The guided tour was soon over, and before anybody could ask a question or thank her, she disappeared into an office behind the book counter.
When she came out, half an hour later, she had taken off the ribbon around her neck with its card, and put on a black overcoat. If she had stood beside me, she would have come up to my elbows, no more. In her face I could find nothing. It was blank, peacefully blank.
She walked briskly down the front steps of the house into the square where the poplars are. She was carrying an old flimsy Marks and Spencer's plastic bag which looked as if it might tear, because whatever was in it was too heavy.
In the bag were a cauliflower, a pair of resoled shoes and nine wrapped presents. The presents were all for the same person, and each one was numbered and tied up with the same golden twine. In the first was a sea shell, a small conch about the size of a child's fist, perhaps the size of her fist. I was never close enough to really measure. The shell was the color of silver-ish felt, veering toward peach. If one turned it to look inside, the peach was more vivid. The swirls of its brittle encrustations resembled the lace flounces on the dress of the woman on the swing, and its polished interior was as pale as skin habitually sheltered from the sun.
The second present was a bar of soap, bought at a Boots Chemist shop and labeled Arcadia. It smelled of a back you can touch but can't see because you're facing the front.
The third packet contained a candle which, when lit, smelt of black coffee. The price tag said .8 5 EURO. In the fourth was another candle, not made of wax this time but in a glass tumbler which looked as if it were full of sea water with sand and very small shells at the bottom. The wick appeared to be floating on the surface. A printed label stuck on to the glass said: Never leave a burning candle unattended.
The fifth present was a paper bag of a brand of sweets called wine gums. This brand has existed for a century. Probably they are the cheapest sweets in the world. Despite their very varied and acid colors, they all taste of pear drops. For me (but they were not for me) no other taste I know evokes so sharply my early childhood. Their flavor remains the flavor of pleasure itself, before I could tie my own shoe laces in double bows.
Her next present was a metal lantern in which one would put a candle before hanging it by a window or going out to open a gate. The color of its glass was a transparent but dark purplish blue. The color of certain notes played on a saxophone; the color of unlit methylated spirits at night.
The seventh was a radio cassette of St. Augustine nuns singing "O Filii et Filiae," a 13th-century plainsong written by Jean Tisserand. Her eighth was a box of graphite sticks and pencils. Soft. Medium. Hard. Traces made by the soft graphite are jet black like thick hair, and traces made by the hard are like hair turning gray. Graphite, as skins do, has its own oils. It is a very different substance from the burnt ash of charcoal. Its sheen when applied on paper is like the sheen on lips. With one of the graphite pencils she had written on a piece of paper which she put in the box: "On the last hour of the last day, one must remember this."

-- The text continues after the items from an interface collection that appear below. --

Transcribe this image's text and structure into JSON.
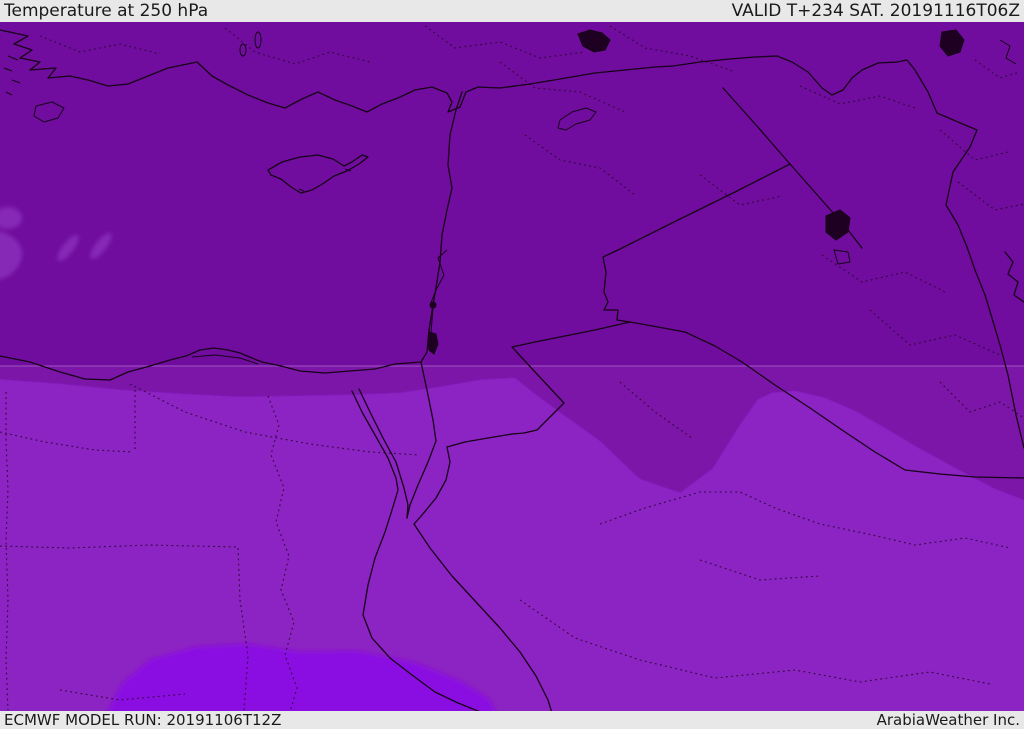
{
  "header": {
    "title": "Temperature at 250 hPa",
    "valid_label": "VALID T+234 SAT. 20191116T06Z"
  },
  "footer": {
    "model_run_label": "ECMWF MODEL RUN: 20191106T12Z",
    "brand_label": "ArabiaWeather Inc."
  },
  "map": {
    "kind": "temperature-field-map",
    "region_shown": "Eastern Mediterranean / Middle East",
    "colors": {
      "temp_cold_north": "#700a9e",
      "temp_band_middle": "#7b12a8",
      "temp_bright_south": "#8c23c3",
      "temp_vivid_patch": "#8a09e2",
      "temp_light_streaks": "#8b2fbb",
      "coast_border_line": "#170117",
      "admin_dashed_line": "#2a0630",
      "lake_fill": "#1e0022",
      "lat_line": "#cb9ce2",
      "bar_background": "#e8e8e8",
      "bar_text": "#1a1a1a"
    }
  }
}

Her ninth present was a kind of embroidered pin cushion, very small, in the form of a heart. Its stuffing smelled of cinnamon and a perfume I do not know. A note, written in her handwriting, was wrapped around it. It read: "When a man is loved he leaves the chorus like long ago and becomes a king."